Crazy, I know, but at the ancient age of 20, I’m learning new things. Including HTML (beyond the scope of MySpace glory). I started volunteering at the William Byrd Community House after writing an article about them. I applied to work on the farmlet (because I like plants?), but the volunteer coordinator took one look at my resume and assigned me to be their social media consultant instead. Whoa. Big, scary job.
She had this wacky expectation that I could fix their outdated website, homogenize their blogs and revamp their social media strategy to attract new donors. I’m horrible at saying no...so I had to learn to code. Fast. So I did. Using Google, common sense, Code Academy and a whole lot of trial-and-error (because for some reason, those tutorials are never quite right).
Coding, for those who are not in a field where the skill is a focus, requires patience. And attention to detail. The big issue is getting your syntax right. Put one angle bracket out of place and you could end up staring at a blank screen.
Fortunately, I realized there is some overlap with a skill developed in my area of study: copy editing. I love copy editing; finding and fixing errors is extremely satisfying. Apparently, this skill works for both first drafts of manuscripts as well as web pages.
If you look hard enough, many disciplines share traits, and it is not as intimidating to tackle something that you might think is beyond your range.
I’m using my snazzy new skills to eat up my free time because I found I enjoy it - and to be more efficient with my internship. I’ve gotten a lot of great payout from learning one new thing as a volunteer.
Thus, I just want to say:
1. Volunteering is an amazing thing. It’s the easiest way to get job experience in a field you want to enter.
2. Learning new skills is an amazing thing. Just because I haven’t been coding since I was 12 doesn’t mean I can’t pick it up with a little focus and effort.
3. Challenging yourself is an amazing thing. I feel pretty great for accomplishing what was needed of me instead of turning it away because I didn’t have the right tools on hand in that moment.
Overall, if you don’t have it, go find it - whatever “it” is.
I think I’m going to use this experience to motivate myself to create a “bucket list” of professional and personal goals. To be totally cheesy, but oh-so-apt, I can do it.
You can do it. Seriously.

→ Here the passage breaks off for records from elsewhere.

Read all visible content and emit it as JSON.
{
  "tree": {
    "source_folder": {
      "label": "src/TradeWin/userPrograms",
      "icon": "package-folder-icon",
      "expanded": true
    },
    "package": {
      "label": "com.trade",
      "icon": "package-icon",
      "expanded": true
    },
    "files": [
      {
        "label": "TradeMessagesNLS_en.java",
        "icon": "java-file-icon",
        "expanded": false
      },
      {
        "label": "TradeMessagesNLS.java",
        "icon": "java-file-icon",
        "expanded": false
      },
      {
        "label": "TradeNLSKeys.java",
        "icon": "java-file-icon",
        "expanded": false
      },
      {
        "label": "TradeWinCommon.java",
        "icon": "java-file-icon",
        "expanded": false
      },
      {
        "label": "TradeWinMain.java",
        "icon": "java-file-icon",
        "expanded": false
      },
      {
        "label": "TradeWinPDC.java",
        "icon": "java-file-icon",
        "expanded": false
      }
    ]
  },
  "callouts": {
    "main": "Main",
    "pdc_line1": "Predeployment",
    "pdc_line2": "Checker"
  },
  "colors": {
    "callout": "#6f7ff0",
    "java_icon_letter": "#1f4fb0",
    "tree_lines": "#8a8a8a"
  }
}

Article by Lauren N. Colie, Print/Online Journalism and English major at Virginia Commonwealth University. Lauren is Managing Editor of Auctus, VCU’s Undergraduate Research Journal, as well as a Lead Teaching Assistant for a research-writing course. She recently joined the Science Matters team as a special student correspondent.
Image: Mike Licht, NotionsCapital.com